• [Exercise goal]:
Out of the records below, copy all lines in which the word "clocks" occurs.

• [Source data]:
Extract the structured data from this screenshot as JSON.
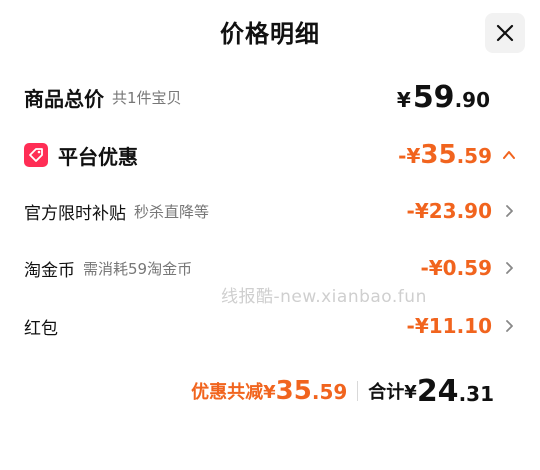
{
  "header": {
    "title": "价格明细"
  },
  "items_total": {
    "label": "商品总价",
    "sub": "共1件宝贝",
    "symbol": "¥",
    "int": "59",
    "dec": ".90"
  },
  "platform": {
    "label": "平台优惠",
    "prefix": "-¥",
    "int": "35",
    "dec": ".59"
  },
  "rows": [
    {
      "label": "官方限时补贴",
      "sub": "秒杀直降等",
      "amount": "-¥23.90"
    },
    {
      "label": "淘金币",
      "sub": "需消耗59淘金币",
      "amount": "-¥0.59"
    },
    {
      "label": "红包",
      "sub": "",
      "amount": "-¥11.10"
    }
  ],
  "footer": {
    "discount_label": "优惠共减¥",
    "discount_int": "35",
    "discount_dec": ".59",
    "total_label": "合计¥",
    "total_int": "24",
    "total_dec": ".31"
  },
  "watermark": "线报酷-new.xianbao.fun",
  "colors": {
    "accent": "#f1641e",
    "badge": "#ff2d55"
  },
  "icons": {
    "close": "close-icon",
    "coupon": "coupon-tag-icon",
    "chevron_up": "chevron-up-icon",
    "chevron_right": "chevron-right-icon"
  }
}
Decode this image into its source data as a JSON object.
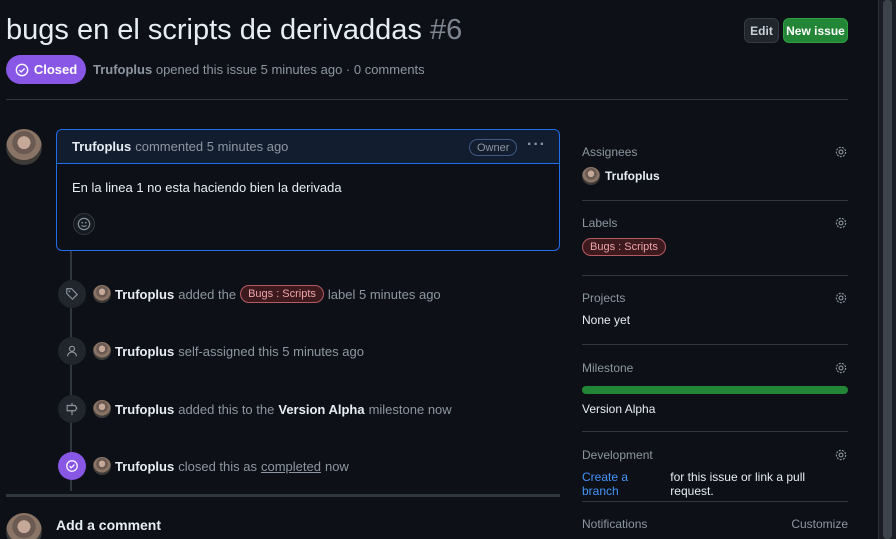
{
  "issue": {
    "title": "bugs en el scripts de derivaddas",
    "number": "#6",
    "state": "Closed",
    "author": "Trufoplus",
    "meta_text": "opened this issue 5 minutes ago · 0 comments"
  },
  "header_buttons": {
    "edit": "Edit",
    "new_issue": "New issue"
  },
  "comment": {
    "author": "Trufoplus",
    "time": "commented 5 minutes ago",
    "role": "Owner",
    "body": "En la linea 1 no esta haciendo bien la derivada"
  },
  "timeline": [
    {
      "actor": "Trufoplus",
      "pre": "added the",
      "label": "Bugs : Scripts",
      "post": "label 5 minutes ago"
    },
    {
      "actor": "Trufoplus",
      "pre": "self-assigned this 5 minutes ago"
    },
    {
      "actor": "Trufoplus",
      "pre": "added this to the",
      "strong": "Version Alpha",
      "post": "milestone now"
    },
    {
      "actor": "Trufoplus",
      "pre": "closed this as",
      "underline": "completed",
      "post": "now"
    }
  ],
  "add_comment": "Add a comment",
  "sidebar": {
    "assignees": {
      "heading": "Assignees",
      "value": "Trufoplus"
    },
    "labels": {
      "heading": "Labels",
      "value": "Bugs : Scripts"
    },
    "projects": {
      "heading": "Projects",
      "value": "None yet"
    },
    "milestone": {
      "heading": "Milestone",
      "value": "Version Alpha",
      "progress": 1.0
    },
    "development": {
      "heading": "Development",
      "link": "Create a branch",
      "rest": "for this issue or link a pull request."
    },
    "notifications": {
      "heading": "Notifications",
      "action": "Customize"
    }
  },
  "colors": {
    "closed": "#8957e5",
    "new_issue": "#238636",
    "label_border": "#b45a63",
    "link": "#4493f8",
    "focus_border": "#1f6feb"
  },
  "icons": [
    "check-circle-icon",
    "kebab-horizontal-icon",
    "smiley-icon",
    "tag-icon",
    "person-icon",
    "milestone-icon",
    "gear-icon"
  ]
}
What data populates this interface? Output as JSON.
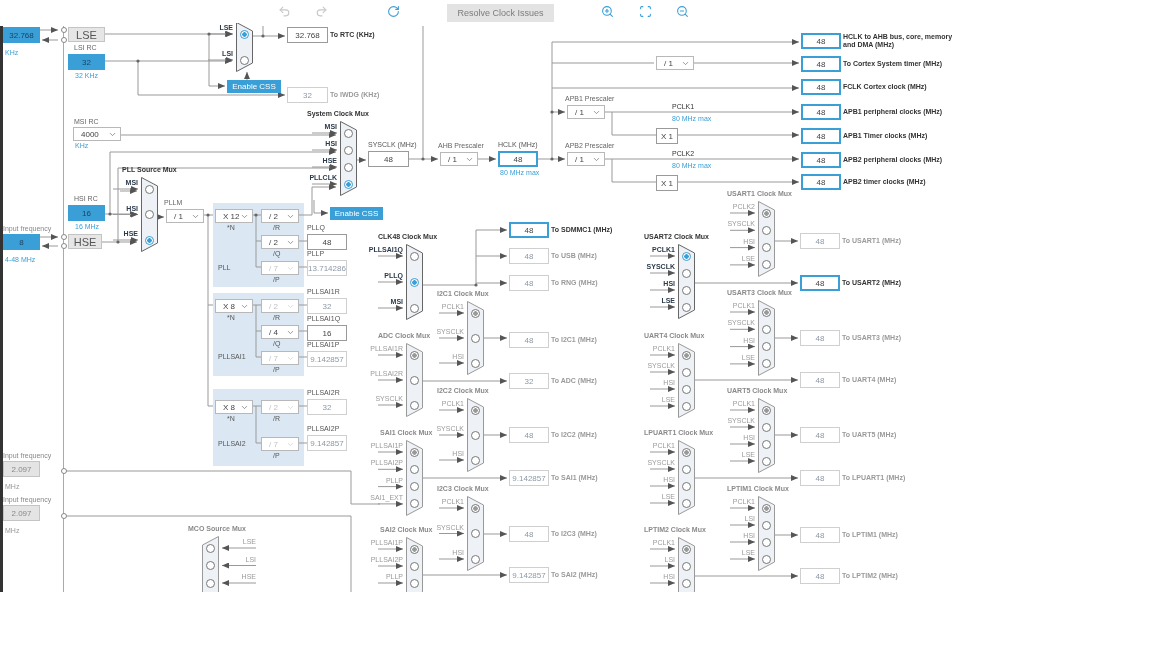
{
  "toolbar": {
    "button": {
      "label": "Resolve Clock Issues",
      "disabled": true
    }
  },
  "left_inputs": [
    {
      "value": "32.768",
      "unit": "KHz",
      "active": true
    },
    {
      "label": "Input frequency",
      "value": "8",
      "unit": "4-48 MHz",
      "active": true
    },
    {
      "label": "Input frequency",
      "value": "2.097",
      "unit": "MHz",
      "active": false
    },
    {
      "label": "Input frequency",
      "value": "2.097",
      "unit": "MHz",
      "active": false
    }
  ],
  "oscillators": [
    {
      "kind": "block",
      "name": "LSE"
    },
    {
      "kind": "rc",
      "name": "LSI RC",
      "value": "32",
      "unit": "32 KHz"
    },
    {
      "kind": "dropdown",
      "name": "MSI RC",
      "value": "4000",
      "unit": "KHz"
    },
    {
      "kind": "rc",
      "name": "HSI RC",
      "value": "16",
      "unit": "16 MHz"
    },
    {
      "kind": "block",
      "name": "HSE"
    }
  ],
  "pll_blocks": [
    {
      "name": "PLL"
    },
    {
      "name": "PLLSAI1"
    },
    {
      "name": "PLLSAI2"
    }
  ],
  "muxes": [
    {
      "kind": "mux",
      "active": true,
      "inputs": [
        {
          "label": "LSE",
          "selected": true
        },
        {
          "label": "LSI",
          "selected": false
        }
      ]
    },
    {
      "kind": "mux",
      "title": "System Clock Mux",
      "active": true,
      "inputs": [
        {
          "label": "MSI",
          "selected": false
        },
        {
          "label": "HSI",
          "selected": false
        },
        {
          "label": "HSE",
          "selected": false
        },
        {
          "label": "PLLCLK",
          "selected": true
        }
      ]
    },
    {
      "kind": "mux",
      "title": "PLL Source Mux",
      "active": true,
      "inputs": [
        {
          "label": "MSI",
          "selected": false
        },
        {
          "label": "HSI",
          "selected": false
        },
        {
          "label": "HSE",
          "selected": true
        }
      ]
    },
    {
      "kind": "mux_reversed",
      "title": "MCO Source Mux",
      "active": false,
      "inputs": [
        {
          "label": "LSE",
          "selected": false
        },
        {
          "label": "LSI",
          "selected": false
        },
        {
          "label": "HSE",
          "selected": false
        }
      ]
    },
    {
      "kind": "mux",
      "title": "CLK48 Clock Mux",
      "active": true,
      "inputs": [
        {
          "label": "PLLSAI1Q",
          "selected": false
        },
        {
          "label": "PLLQ",
          "selected": true
        },
        {
          "label": "MSI",
          "selected": false
        }
      ]
    },
    {
      "kind": "mux",
      "title": "ADC Clock Mux",
      "active": false,
      "inputs": [
        {
          "label": "PLLSAI1R",
          "selected": true
        },
        {
          "label": "PLLSAI2R",
          "selected": false
        },
        {
          "label": "SYSCLK",
          "selected": false
        }
      ]
    },
    {
      "kind": "mux",
      "title": "SAI1 Clock Mux",
      "active": false,
      "inputs": [
        {
          "label": "PLLSAI1P",
          "selected": true
        },
        {
          "label": "PLLSAI2P",
          "selected": false
        },
        {
          "label": "PLLP",
          "selected": false
        },
        {
          "label": "SAI1_EXT",
          "selected": false
        }
      ]
    },
    {
      "kind": "mux",
      "title": "SAI2 Clock Mux",
      "active": false,
      "inputs": [
        {
          "label": "PLLSAI1P",
          "selected": true
        },
        {
          "label": "PLLSAI2P",
          "selected": false
        },
        {
          "label": "PLLP",
          "selected": false
        }
      ]
    },
    {
      "kind": "mux",
      "title": "I2C1 Clock Mux",
      "active": false,
      "inputs": [
        {
          "label": "PCLK1",
          "selected": true
        },
        {
          "label": "SYSCLK",
          "selected": false
        },
        {
          "label": "HSI",
          "selected": false
        }
      ]
    },
    {
      "kind": "mux",
      "title": "I2C2 Clock Mux",
      "active": false,
      "inputs": [
        {
          "label": "PCLK1",
          "selected": true
        },
        {
          "label": "SYSCLK",
          "selected": false
        },
        {
          "label": "HSI",
          "selected": false
        }
      ]
    },
    {
      "kind": "mux",
      "title": "I2C3 Clock Mux",
      "active": false,
      "inputs": [
        {
          "label": "PCLK1",
          "selected": true
        },
        {
          "label": "SYSCLK",
          "selected": false
        },
        {
          "label": "HSI",
          "selected": false
        }
      ]
    },
    {
      "kind": "mux",
      "title": "USART1 Clock Mux",
      "active": false,
      "inputs": [
        {
          "label": "PCLK2",
          "selected": true
        },
        {
          "label": "SYSCLK",
          "selected": false
        },
        {
          "label": "HSI",
          "selected": false
        },
        {
          "label": "LSE",
          "selected": false
        }
      ]
    },
    {
      "kind": "mux",
      "title": "USART2 Clock Mux",
      "active": true,
      "inputs": [
        {
          "label": "PCLK1",
          "selected": true
        },
        {
          "label": "SYSCLK",
          "selected": false
        },
        {
          "label": "HSI",
          "selected": false
        },
        {
          "label": "LSE",
          "selected": false
        }
      ]
    },
    {
      "kind": "mux",
      "title": "USART3 Clock Mux",
      "active": false,
      "inputs": [
        {
          "label": "PCLK1",
          "selected": true
        },
        {
          "label": "SYSCLK",
          "selected": false
        },
        {
          "label": "HSI",
          "selected": false
        },
        {
          "label": "LSE",
          "selected": false
        }
      ]
    },
    {
      "kind": "mux",
      "title": "UART4 Clock Mux",
      "active": false,
      "inputs": [
        {
          "label": "PCLK1",
          "selected": true
        },
        {
          "label": "SYSCLK",
          "selected": false
        },
        {
          "label": "HSI",
          "selected": false
        },
        {
          "label": "LSE",
          "selected": false
        }
      ]
    },
    {
      "kind": "mux",
      "title": "UART5 Clock Mux",
      "active": false,
      "inputs": [
        {
          "label": "PCLK1",
          "selected": true
        },
        {
          "label": "SYSCLK",
          "selected": false
        },
        {
          "label": "HSI",
          "selected": false
        },
        {
          "label": "LSE",
          "selected": false
        }
      ]
    },
    {
      "kind": "mux",
      "title": "LPUART1 Clock Mux",
      "active": false,
      "inputs": [
        {
          "label": "PCLK1",
          "selected": true
        },
        {
          "label": "SYSCLK",
          "selected": false
        },
        {
          "label": "HSI",
          "selected": false
        },
        {
          "label": "LSE",
          "selected": false
        }
      ]
    },
    {
      "kind": "mux",
      "title": "LPTIM1 Clock Mux",
      "active": false,
      "inputs": [
        {
          "label": "PCLK1",
          "selected": true
        },
        {
          "label": "LSI",
          "selected": false
        },
        {
          "label": "HSI",
          "selected": false
        },
        {
          "label": "LSE",
          "selected": false
        }
      ]
    },
    {
      "kind": "mux",
      "title": "LPTIM2 Clock Mux",
      "active": false,
      "inputs": [
        {
          "label": "PCLK1",
          "selected": true
        },
        {
          "label": "LSI",
          "selected": false
        },
        {
          "label": "HSI",
          "selected": false
        }
      ]
    }
  ],
  "dropdowns": [
    {
      "caption": "AHB Prescaler",
      "value": "/ 1",
      "disabled": false
    },
    {
      "caption": "PLLM",
      "value": "/ 1",
      "disabled": false
    },
    {
      "value": "/ 1",
      "disabled": false
    },
    {
      "caption": "APB1 Prescaler",
      "value": "/ 1",
      "disabled": false
    },
    {
      "caption": "APB2 Prescaler",
      "value": "/ 1",
      "disabled": false
    },
    {
      "value": "X 12",
      "sub": "*N",
      "disabled": false
    },
    {
      "value": "/ 2",
      "sub": "/R",
      "disabled": false
    },
    {
      "value": "/ 2",
      "sub": "/Q",
      "disabled": false
    },
    {
      "value": "/ 7",
      "sub": "/P",
      "disabled": true
    },
    {
      "value": "X 8",
      "sub": "*N",
      "disabled": false
    },
    {
      "value": "/ 2",
      "sub": "/R",
      "disabled": true
    },
    {
      "value": "/ 4",
      "sub": "/Q",
      "disabled": false
    },
    {
      "value": "/ 7",
      "sub": "/P",
      "disabled": true
    },
    {
      "value": "X 8",
      "sub": "*N",
      "disabled": false
    },
    {
      "value": "/ 2",
      "sub": "/R",
      "disabled": true
    },
    {
      "value": "/ 7",
      "sub": "/P",
      "disabled": true
    }
  ],
  "value_boxes": [
    {
      "value": "32.768",
      "highlighted": false,
      "disabled": false,
      "label": "To RTC (KHz)"
    },
    {
      "value": "32",
      "highlighted": false,
      "disabled": true,
      "label": "To IWDG (KHz)"
    },
    {
      "caption": "SYSCLK (MHz)",
      "value": "48",
      "highlighted": false,
      "disabled": false
    },
    {
      "caption": "HCLK (MHz)",
      "value": "48",
      "highlighted": true,
      "disabled": false,
      "note": "80 MHz max"
    },
    {
      "value": "48",
      "highlighted": true,
      "disabled": false,
      "label": "HCLK to AHB bus, core, memory and DMA (MHz)"
    },
    {
      "value": "48",
      "highlighted": true,
      "disabled": false,
      "label": "To Cortex System timer (MHz)"
    },
    {
      "value": "48",
      "highlighted": true,
      "disabled": false,
      "label": "FCLK Cortex clock (MHz)"
    },
    {
      "value": "48",
      "highlighted": true,
      "disabled": false,
      "label": "APB1 peripheral clocks (MHz)"
    },
    {
      "value": "48",
      "highlighted": true,
      "disabled": false,
      "label": "APB1 Timer clocks (MHz)"
    },
    {
      "value": "48",
      "highlighted": true,
      "disabled": false,
      "label": "APB2 peripheral clocks (MHz)"
    },
    {
      "value": "48",
      "highlighted": true,
      "disabled": false,
      "label": "APB2 timer clocks (MHz)"
    },
    {
      "value": "X 1",
      "highlighted": false,
      "disabled": false
    },
    {
      "value": "X 1",
      "highlighted": false,
      "disabled": false
    },
    {
      "caption": "PLLQ",
      "value": "48",
      "highlighted": false,
      "disabled": false
    },
    {
      "caption": "PLLP",
      "value": "13.714286",
      "highlighted": false,
      "disabled": true
    },
    {
      "caption": "PLLSAI1R",
      "value": "32",
      "highlighted": false,
      "disabled": true
    },
    {
      "caption": "PLLSAI1Q",
      "value": "16",
      "highlighted": false,
      "disabled": false
    },
    {
      "caption": "PLLSAI1P",
      "value": "9.142857",
      "highlighted": false,
      "disabled": true
    },
    {
      "caption": "PLLSAI2R",
      "value": "32",
      "highlighted": false,
      "disabled": true
    },
    {
      "caption": "PLLSAI2P",
      "value": "9.142857",
      "highlighted": false,
      "disabled": true
    },
    {
      "value": "48",
      "highlighted": true,
      "disabled": false,
      "label": "To SDMMC1 (MHz)"
    },
    {
      "value": "48",
      "highlighted": false,
      "disabled": true,
      "label": "To USB (MHz)"
    },
    {
      "value": "48",
      "highlighted": false,
      "disabled": true,
      "label": "To RNG (MHz)"
    },
    {
      "value": "48",
      "highlighted": false,
      "disabled": true,
      "label": "To I2C1 (MHz)"
    },
    {
      "value": "32",
      "highlighted": false,
      "disabled": true,
      "label": "To ADC (MHz)"
    },
    {
      "value": "48",
      "highlighted": false,
      "disabled": true,
      "label": "To I2C2 (MHz)"
    },
    {
      "value": "9.142857",
      "highlighted": false,
      "disabled": true,
      "label": "To SAI1 (MHz)"
    },
    {
      "value": "48",
      "highlighted": false,
      "disabled": true,
      "label": "To I2C3 (MHz)"
    },
    {
      "value": "9.142857",
      "highlighted": false,
      "disabled": true,
      "label": "To SAI2 (MHz)"
    },
    {
      "value": "48",
      "highlighted": false,
      "disabled": true,
      "label": "To USART1 (MHz)"
    },
    {
      "value": "48",
      "highlighted": true,
      "disabled": false,
      "label": "To USART2 (MHz)"
    },
    {
      "value": "48",
      "highlighted": false,
      "disabled": true,
      "label": "To USART3 (MHz)"
    },
    {
      "value": "48",
      "highlighted": false,
      "disabled": true,
      "label": "To UART4 (MHz)"
    },
    {
      "value": "48",
      "highlighted": false,
      "disabled": true,
      "label": "To UART5 (MHz)"
    },
    {
      "value": "48",
      "highlighted": false,
      "disabled": true,
      "label": "To LPUART1 (MHz)"
    },
    {
      "value": "48",
      "highlighted": false,
      "disabled": true,
      "label": "To LPTIM1 (MHz)"
    },
    {
      "value": "48",
      "highlighted": false,
      "disabled": true,
      "label": "To LPTIM2 (MHz)"
    }
  ],
  "buttons": [
    {
      "label": "Enable CSS"
    },
    {
      "label": "Enable CSS"
    }
  ],
  "texts": [
    {
      "kind": "label",
      "text": "PCLK1"
    },
    {
      "kind": "note",
      "text": "80 MHz max"
    },
    {
      "kind": "label",
      "text": "PCLK2"
    },
    {
      "kind": "note",
      "text": "80 MHz max"
    }
  ]
}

• [Task output]:
      "label": "APB1 peripheral clocks (MHz)"
      "label": "APB1 Timer clocks (MHz)"
      "label": "APB2 peripheral clocks (MHz)"
      "label": "APB2 timer clocks (MHz)"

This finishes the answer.